The Australian Medical Association Limited and state AMA entities comply with the Privacy Act 1988. Please refer to the AMA Privacy Policy to understand our commitment to you and information on how we store and protect your data.



02 Dec 2013

The Abbott Government has axed funding to one of the nation’s oldest peak public health organisations, potentially silencing an independent source of advice on the minimisation of harm from alcohol and other drugs.

In a shock decision, Assistant Minister for Health Fiona Nash informed the 46-year-old Alcohol and Other Drugs Council of Australia (ADCA) on 25 November that all Commonwealth funding to the organisation was being cut, effective immediately.

The decision has sent shockwaves through health sector and has fuelled speculation that other organisations may also soon lose their Government support.

ADCA was blindsided by the Government’s decision, having received written assurance from the Health Department in April that its funding, worth around $1.6 million a year, was secure through to mid-2015.

Immediately following Senator Nash’s surprise announcement, the ADCA Board held an emergency meeting at which it decided to put the organisation into voluntary administration while its ongoing viability is assessed.

ADCA was established in 1966 as the peak body representing organisations working to minimise the harm caused by alcohol and drugs, and has become a significant source of information and advice for successive governments, as well as a vocal advocate in major public debates.

President of the ADCA Board, Liberal MP Dr Mal Washer, decried the decision as a “socially backward step”.

“The reason given is financial reasons,” Dr Washer told The Australian Financial Review. “That’s the excuse, and they have a big health budget and what have you, so they try to throw down a few of these agencies. It’s very sad that this service is going to be chucked out.”

The Government backbencher said the closure of ADCA was a “devastating blow” that “effectively erases decades of corporate knowledge”.

Among the services and programs operated by the Council was the National Drug Sector Information Service, a repository of almost 100,000 resources on alcohol and other drugs, making it one of the most comprehensive such library in the world.

Other projects included Drug Action Week, the National Inhalants Information Service and the Register of Australian Drug and Alcohol Research.

“In 46 years, this is the only Government that has decided it can do without ADCA’s advice,” the organisation’s patron, Professor Ian Webster, said. “The Government needs to reconsider its short sighted decision. Every day, media outlets are full of stories of alcohol and other drug-related violence, crime, the disadvantaged, homelessness and poverty. The cost to the community is crippling, yet governments seem oblivious to it.”

“Governments of all persuasions have for years approached ADCA for advice on alcohol and other drug matters, trusting its reputation as a reliable, balanced source,” the organisation said in a statement. “While such advice may not have always been palatable to them, it has always been unbiased and evidence-based.”

Shadow Health Minister Catherine King condemned the Government’s decision, which she said “truly beggars belief”.

“The Government can’t simply wish away the problems ADCA addressed,” Ms King said. “It has decades of policy and advocacy experience in this sector, and the decision to abolish it beggars belief.
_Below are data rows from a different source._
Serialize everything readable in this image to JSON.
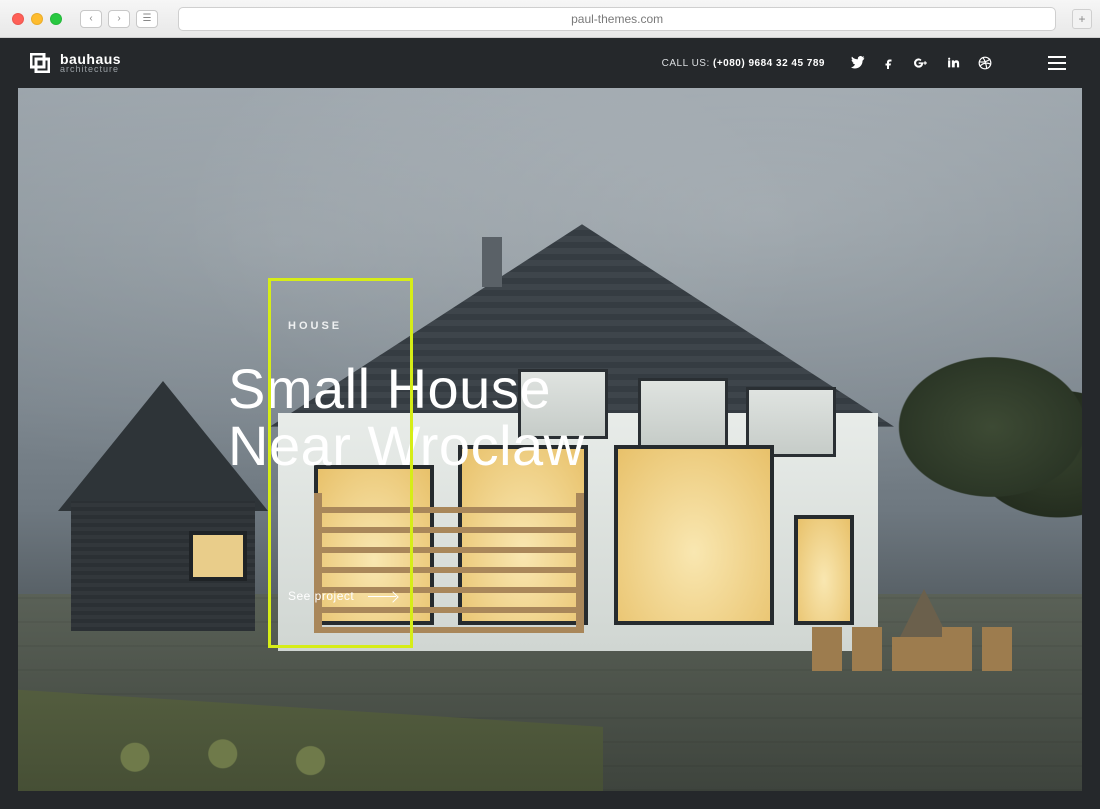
{
  "browser": {
    "url": "paul-themes.com"
  },
  "brand": {
    "name": "bauhaus",
    "tagline": "architecture"
  },
  "header": {
    "call_label": "CALL US: ",
    "phone": "(+080) 9684 32 45 789"
  },
  "social": {
    "items": [
      {
        "name": "twitter"
      },
      {
        "name": "facebook"
      },
      {
        "name": "google-plus"
      },
      {
        "name": "linkedin"
      },
      {
        "name": "dribbble"
      }
    ]
  },
  "hero": {
    "kicker": "HOUSE",
    "title": "Small House Near Wroclaw",
    "cta": "See project"
  },
  "colors": {
    "accent": "#d6ed17",
    "chrome": "#25282b"
  }
}
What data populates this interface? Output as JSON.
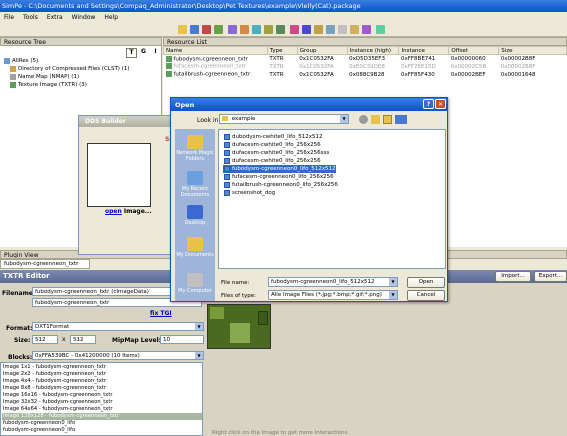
{
  "window": {
    "title": "SimPe - C:\\Documents and Settings\\Compaq_Administrator\\Desktop\\Pet Textures\\example\\Vlelly(Cat).package"
  },
  "menu": [
    "File",
    "Tools",
    "Extra",
    "Window",
    "Help"
  ],
  "resource_tree": {
    "header": "Resource Tree",
    "buttons": [
      "T",
      "G",
      "I"
    ],
    "items": [
      "AllRes (5)",
      "Directory of Compressed Files (CLST) (1)",
      "Name Map (NMAP) (1)",
      "Texture Image (TXTR) (3)"
    ]
  },
  "resource_list": {
    "header": "Resource List",
    "columns": [
      "Name",
      "Type",
      "Group",
      "Instance (high)",
      "Instance",
      "Offset",
      "Size"
    ],
    "rows": [
      [
        "fubodysm-cgreenneon_txtr",
        "TXTR",
        "0x1C0532FA",
        "0xD5D35EF3",
        "0xFF8BE741",
        "0x00000060",
        "0x00002B8F"
      ],
      [
        "fufacesm-cgreenneon_txtr",
        "TXTR",
        "0x1C0532FA",
        "0xE0C39DE8",
        "0xFF75E15D",
        "0x00002C5B",
        "0x00002B8F"
      ],
      [
        "futailbrush-cgreenneon_txtr",
        "TXTR",
        "0x1C0532FA",
        "0x088C9B28",
        "0xFF85F430",
        "0x00002BEF",
        "0x00001648"
      ]
    ]
  },
  "dds_builder": {
    "title": "DDS Builder",
    "open_link": "open",
    "open_suffix": "Image...",
    "side_label": "Sc"
  },
  "plugin_view": {
    "header": "Plugin View",
    "tab": "fubodysm-cgreenneon_txtr"
  },
  "txtr_editor": {
    "title": "TXTR Editor",
    "filename_label": "Filename:",
    "filename_value": "fubodysm-cgreenneon_txtr (cImageData)",
    "filename_value2": "fubodysm-cgreenneon_txtr",
    "fix_tgi": "fix TGI",
    "format_label": "Format:",
    "format_value": "DXT1Format",
    "size_label": "Size:",
    "size_w": "512",
    "size_x": "x",
    "size_h": "512",
    "mipmap_label": "MipMap Level:",
    "mipmap_value": "10",
    "blocks_label": "Blocks:",
    "blocks_value": "0xFFA539BC - 0x41200000 (10 Items)",
    "block_items": [
      "Image 1x1 - fubodysm-cgreenneon_txtr",
      "Image 2x2 - fubodysm-cgreenneon_txtr",
      "Image 4x4 - fubodysm-cgreenneon_txtr",
      "Image 8x8 - fubodysm-cgreenneon_txtr",
      "Image 16x16 - fubodysm-cgreenneon_txtr",
      "Image 32x32 - fubodysm-cgreenneon_txtr",
      "Image 64x64 - fubodysm-cgreenneon_txtr",
      "Image 128x128 - fubodysm-cgreenneon_txtr",
      "fubodysm-cgreenneon0_lifo",
      "fubodysm-cgreenneon0_lifo"
    ],
    "selected_block": 7,
    "import_button": "Import...",
    "export_button": "Export...",
    "hint": "Right click on the Image to get more Interactions."
  },
  "open_dialog": {
    "title": "Open",
    "look_in_label": "Look in:",
    "look_in_value": "example",
    "places": [
      "Network Magic Folders",
      "My Recent Documents",
      "Desktop",
      "My Documents",
      "My Computer"
    ],
    "files": [
      "dubodysm-cwhite0_lifo_512x512",
      "dufacesm-cwhite0_lifo_256x256",
      "dufacesm-cwhite0_lifo_256x256sss",
      "dufacesm-cwhite0_lifo_256x256",
      "fubodysm-cgreenneon0_lifo_512x512",
      "fufacesm-cgreenneon0_lifo_256x256",
      "futailbrush-cgreenneon0_lifo_256x256",
      "screenshot_dog"
    ],
    "selected_file": 4,
    "filename_label": "File name:",
    "filename_value": "fubodysm-cgreenneon0_lifo_512x512",
    "filetype_label": "Files of type:",
    "filetype_value": "Alle Image Files (*.jpg;*.bmp;*.gif;*.png)",
    "open_button": "Open",
    "cancel_button": "Cancel"
  },
  "colors": {
    "titlebar": "#0a53c9",
    "selection": "#316ac5",
    "link": "#0000cc"
  }
}
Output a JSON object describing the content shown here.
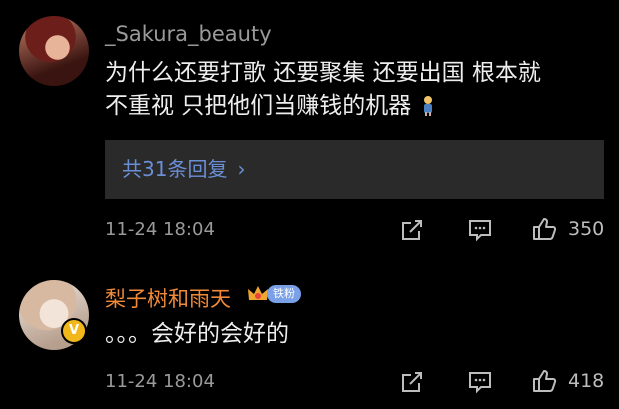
{
  "comments": [
    {
      "username": "_Sakura_beauty",
      "text_line1": "为什么还要打歌 还要聚集 还要出国 根本就",
      "text_line2": "不重视 只把他们当赚钱的机器",
      "emoji": "disappointed-emoji",
      "replies_label": "共31条回复",
      "timestamp": "11-24 18:04",
      "likes": "350"
    },
    {
      "username": "梨子树和雨天",
      "fan_badge": "铁粉",
      "text": "。。。会好的会好的",
      "timestamp": "11-24 18:04",
      "likes": "418"
    }
  ],
  "colors": {
    "background": "#000000",
    "username_gray": "#9a9a9a",
    "username_orange": "#f08a3a",
    "reply_link": "#6b8fd6",
    "reply_box": "#2a2a2a"
  }
}
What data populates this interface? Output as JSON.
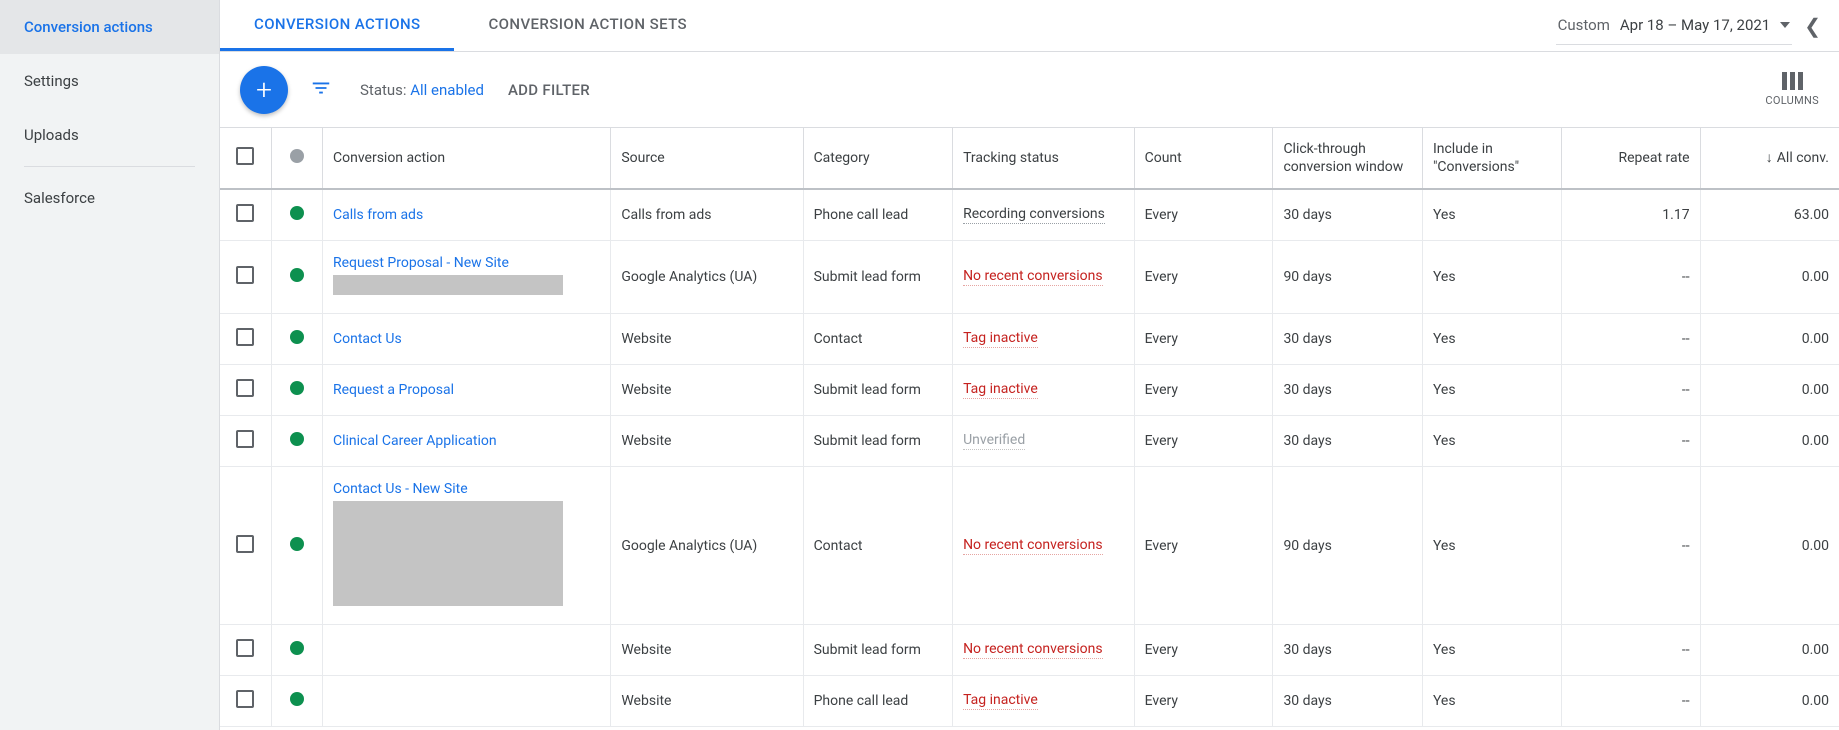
{
  "sidebar": {
    "items": [
      {
        "label": "Conversion actions",
        "active": true
      },
      {
        "label": "Settings",
        "active": false
      },
      {
        "label": "Uploads",
        "active": false
      },
      {
        "label": "Salesforce",
        "active": false
      }
    ]
  },
  "tabs": [
    {
      "label": "CONVERSION ACTIONS",
      "active": true
    },
    {
      "label": "CONVERSION ACTION SETS",
      "active": false
    }
  ],
  "datePicker": {
    "modeLabel": "Custom",
    "range": "Apr 18 – May 17, 2021"
  },
  "filterBar": {
    "statusPrefix": "Status: ",
    "statusValue": "All enabled",
    "addFilter": "ADD FILTER",
    "columnsLabel": "COLUMNS"
  },
  "table": {
    "headers": {
      "conversionAction": "Conversion action",
      "source": "Source",
      "category": "Category",
      "trackingStatus": "Tracking status",
      "count": "Count",
      "clickWindow": "Click-through conversion window",
      "include": "Include in \"Conversions\"",
      "repeatRate": "Repeat rate",
      "allConv": "All conv."
    },
    "rows": [
      {
        "status": "green",
        "name": "Calls from ads",
        "redacted": false,
        "source": "Calls from ads",
        "category": "Phone call lead",
        "tracking": "Recording conversions",
        "trackClass": "ok",
        "count": "Every",
        "window": "30 days",
        "include": "Yes",
        "repeat": "1.17",
        "allconv": "63.00"
      },
      {
        "status": "green",
        "name": "Request Proposal - New Site",
        "redacted": true,
        "source": "Google Analytics (UA)",
        "category": "Submit lead form",
        "tracking": "No recent conversions",
        "trackClass": "warn",
        "count": "Every",
        "window": "90 days",
        "include": "Yes",
        "repeat": "--",
        "allconv": "0.00"
      },
      {
        "status": "green",
        "name": "Contact Us",
        "redacted": false,
        "source": "Website",
        "category": "Contact",
        "tracking": "Tag inactive",
        "trackClass": "warn",
        "count": "Every",
        "window": "30 days",
        "include": "Yes",
        "repeat": "--",
        "allconv": "0.00"
      },
      {
        "status": "green",
        "name": "Request a Proposal",
        "redacted": false,
        "source": "Website",
        "category": "Submit lead form",
        "tracking": "Tag inactive",
        "trackClass": "warn",
        "count": "Every",
        "window": "30 days",
        "include": "Yes",
        "repeat": "--",
        "allconv": "0.00"
      },
      {
        "status": "green",
        "name": "Clinical Career Application",
        "redacted": false,
        "source": "Website",
        "category": "Submit lead form",
        "tracking": "Unverified",
        "trackClass": "muted",
        "count": "Every",
        "window": "30 days",
        "include": "Yes",
        "repeat": "--",
        "allconv": "0.00"
      },
      {
        "status": "green",
        "name": "Contact Us - New Site",
        "redacted": true,
        "redactedBig": true,
        "source": "Google Analytics (UA)",
        "category": "Contact",
        "tracking": "No recent conversions",
        "trackClass": "warn",
        "count": "Every",
        "window": "90 days",
        "include": "Yes",
        "repeat": "--",
        "allconv": "0.00"
      },
      {
        "status": "green",
        "name": "",
        "redacted": false,
        "hiddenName": true,
        "source": "Website",
        "category": "Submit lead form",
        "tracking": "No recent conversions",
        "trackClass": "warn",
        "count": "Every",
        "window": "30 days",
        "include": "Yes",
        "repeat": "--",
        "allconv": "0.00"
      },
      {
        "status": "green",
        "name": "",
        "redacted": false,
        "hiddenName": true,
        "source": "Website",
        "category": "Phone call lead",
        "tracking": "Tag inactive",
        "trackClass": "warn",
        "count": "Every",
        "window": "30 days",
        "include": "Yes",
        "repeat": "--",
        "allconv": "0.00"
      }
    ]
  }
}
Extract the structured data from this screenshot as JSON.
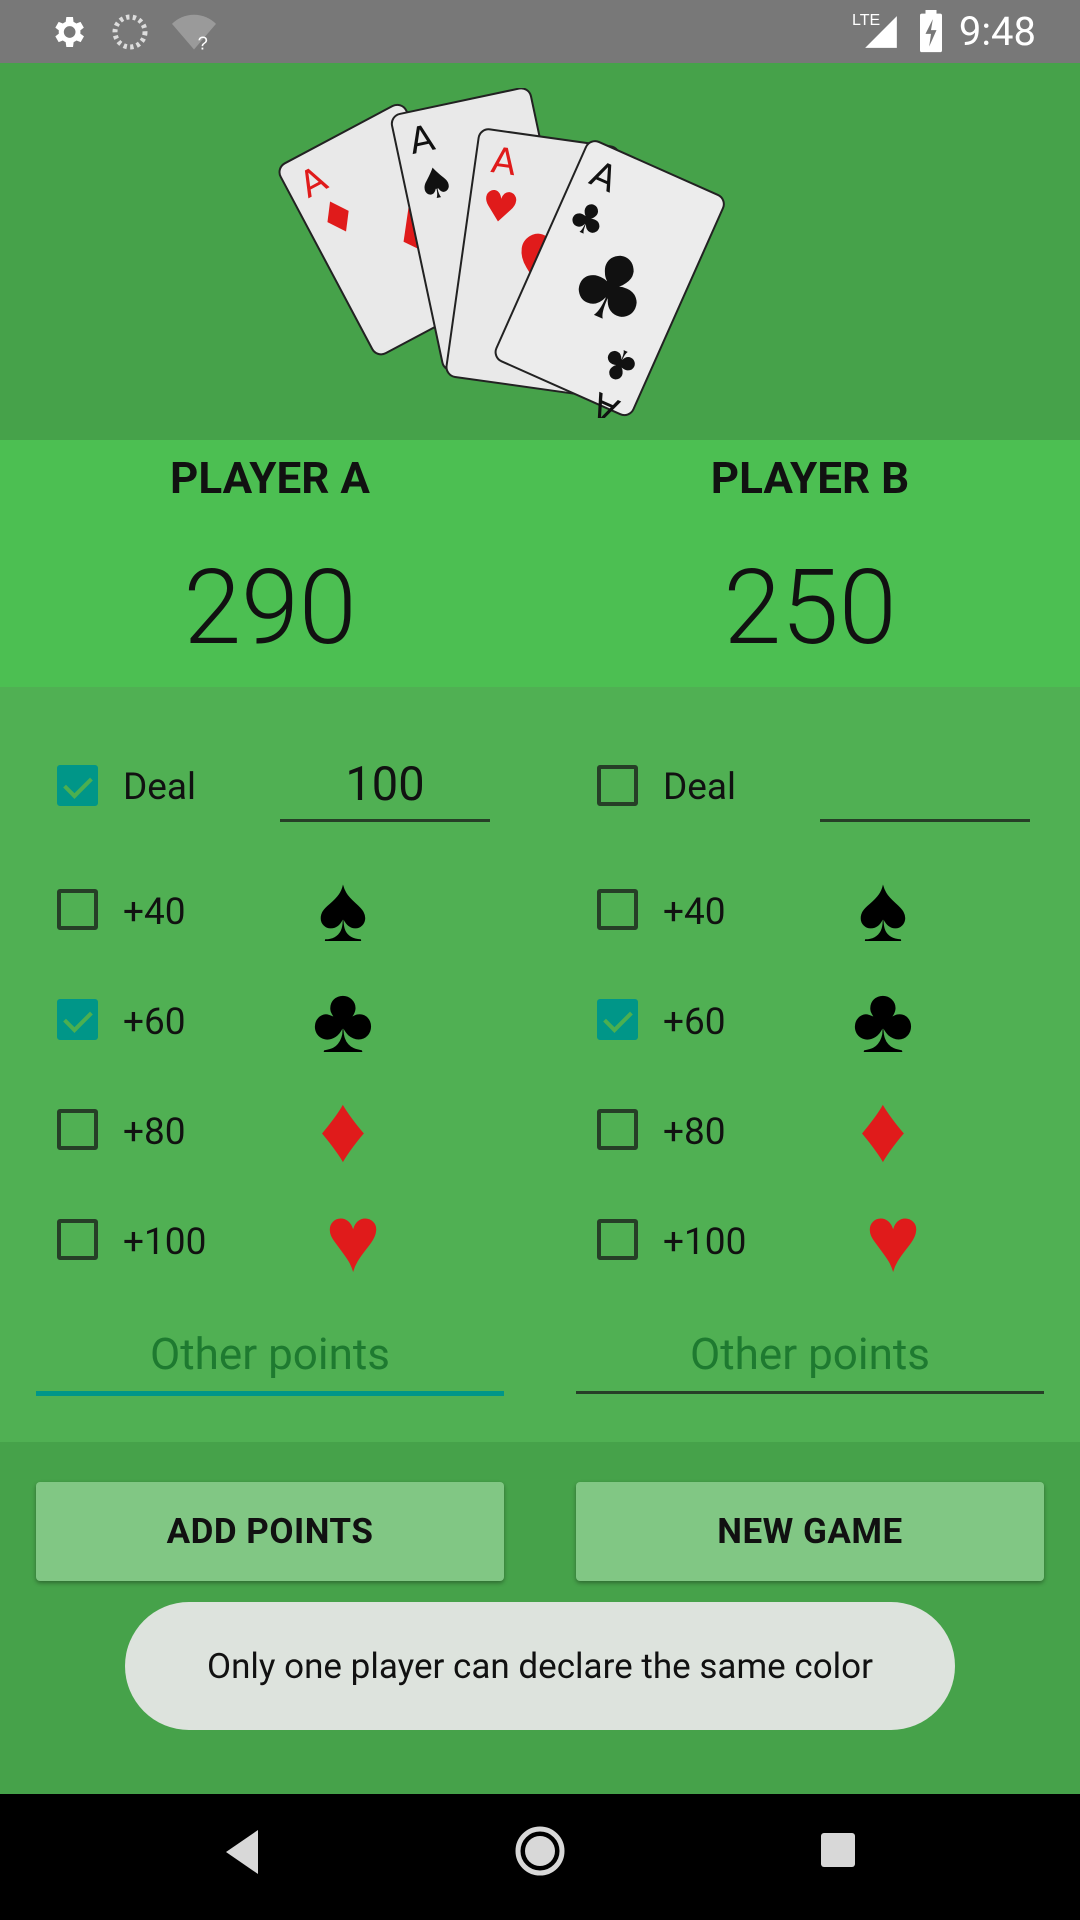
{
  "status_bar": {
    "network": "LTE",
    "time": "9:48"
  },
  "players": [
    {
      "name": "PLAYER A",
      "score": "290",
      "deal_label": "Deal",
      "deal_value": "100",
      "deal_checked": true,
      "bonuses": [
        {
          "label": "+40",
          "suit": "♠",
          "color": "black",
          "checked": false
        },
        {
          "label": "+60",
          "suit": "♣",
          "color": "black",
          "checked": true
        },
        {
          "label": "+80",
          "suit": "♦",
          "color": "red",
          "checked": false
        },
        {
          "label": "+100",
          "suit": "♥",
          "color": "red",
          "checked": false
        }
      ],
      "other_points_placeholder": "Other points"
    },
    {
      "name": "PLAYER B",
      "score": "250",
      "deal_label": "Deal",
      "deal_value": "",
      "deal_checked": false,
      "bonuses": [
        {
          "label": "+40",
          "suit": "♠",
          "color": "black",
          "checked": false
        },
        {
          "label": "+60",
          "suit": "♣",
          "color": "black",
          "checked": true
        },
        {
          "label": "+80",
          "suit": "♦",
          "color": "red",
          "checked": false
        },
        {
          "label": "+100",
          "suit": "♥",
          "color": "red",
          "checked": false
        }
      ],
      "other_points_placeholder": "Other points"
    }
  ],
  "buttons": {
    "add_points": "ADD POINTS",
    "new_game": "NEW GAME"
  },
  "toast": "Only one player can declare the same color",
  "colors": {
    "accent": "#009688",
    "button": "#81c784"
  }
}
The financial contribution the Commonwealth made was relatively small for its output, which is why this decision truly beggars belief.”

Australian Greens health spokesman Dr Richard Di Natale accused the Government of trying to stymie debate about illicit drugs policy.

“The Abbott Government is determined to hide evidence, sideline experts and silence advocates,” said Senator Di Natale, who is a former drug and alcohol clinician. “Frighteningly, axing the ADCA could herald just the beginning of funding cuts, with the sector losing its peak body and front line of defence.”

The ADCA Board said it would work closely with the Administrator, Henry Kazar of Kazar Slaven Chartered Accountants, and would endeavour to maintain “minimal” support services.

“The Administrator recognises the significant role played by ADCA in the sector,” the Board said, adding that Mr Kazar was due to report “in the near future” on the Council’s viability.

Adrian Rollins



Published: 02 Dec 2013